JAMA. 1962;180(4):324-325. doi:10.1001/jama.1962.03050170056014

Leonardo, born in the Tuscan village of Vinci, is j probably most famous as the painter of "The Last Supper" on the refectory wall of the monastery of Santa Maria delle Grazie in Milan and the "Mona Lisa," which hangs in the Louvre. Less well known are his anatomical drawings,1 notes on physiology, and comments on disease.2 Leonardo was self-educated in physiology and anatomy. His anatomical dissections and illustrations compare favorably, however, with those of Vesalius on the structure of the human body, whose contributions were made several decades later. Leonardo also preceded Harvey by more than a century, making reference meanwhile to a physiologic concept of pulsing of the blood, possibly a premonition of the concept of circulation. Leonardo possessed insatiable curiosity, limitless intellectual energy, and a great capacity for designing mechanical devices. Although it has been claimed that none of his concepts, inventive studies, or contributions

O'Malley, C. D., and Saunders, J. B. de C. M.:  Leonardo da Vinci on the Human Body , New York: Henry Schuman, 1952.
Belt, E.:  Leonardo the Anatomist , Lawrence, Kan.: University of Kansas Press, 1955.
McCurdy, E.:  The Notebooks of Leonardo da Vinci , New York: George Braziller, 1955.
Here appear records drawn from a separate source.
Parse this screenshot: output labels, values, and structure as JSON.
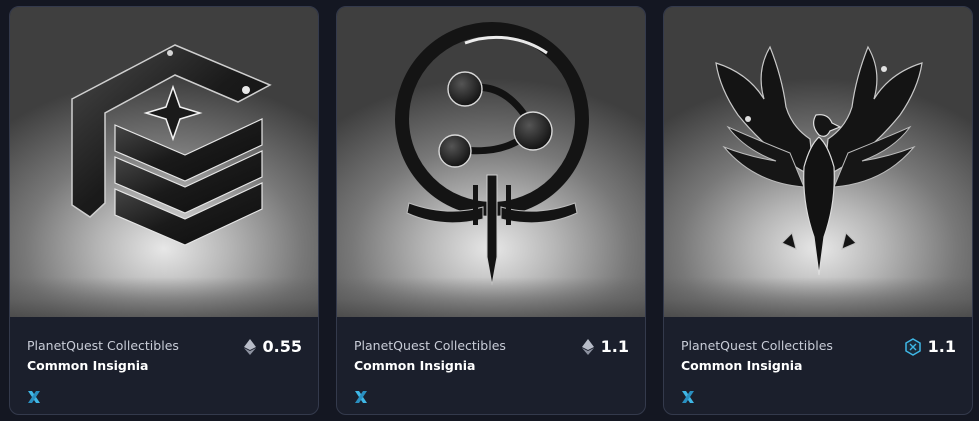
{
  "cards": [
    {
      "collection": "PlanetQuest Collectibles",
      "title": "Common Insignia",
      "price": "0.55",
      "currency_icon": "eth-icon",
      "chain_icon": "immutable-x-icon",
      "art": "insignia-chevron-star"
    },
    {
      "collection": "PlanetQuest Collectibles",
      "title": "Common Insignia",
      "price": "1.1",
      "currency_icon": "eth-icon",
      "chain_icon": "immutable-x-icon",
      "art": "insignia-orb-sword"
    },
    {
      "collection": "PlanetQuest Collectibles",
      "title": "Common Insignia",
      "price": "1.1",
      "currency_icon": "imx-token-icon",
      "chain_icon": "immutable-x-icon",
      "art": "insignia-eagle"
    }
  ],
  "colors": {
    "background": "#141722",
    "card": "#1b1f2c",
    "chain_icon": "#3fb7e6"
  }
}
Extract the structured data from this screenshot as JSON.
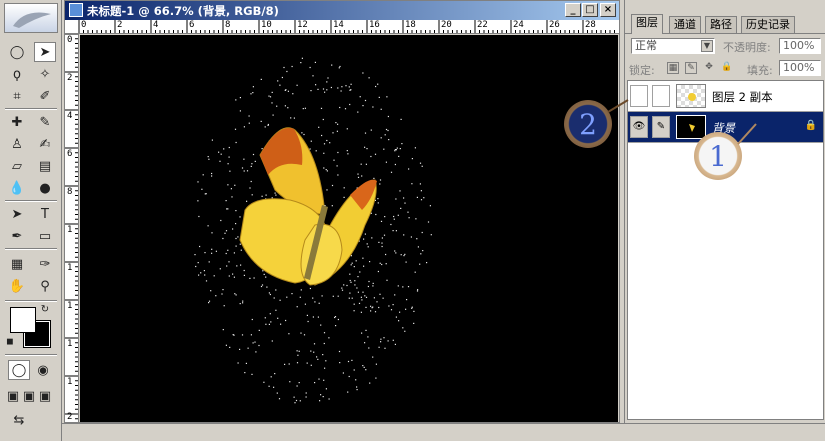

Belt, E.:  Manuscripts of Leonardo da Vinci , Los Angeles: The Elmer Belt Library of Vinciana, 1948.
Braunfels-Esche, S.:  Leonardo da Vinci, Das Anatomische Werk , Stuttgart, Germany: Friedrich-Karl Schattauer-Verlag, 1961.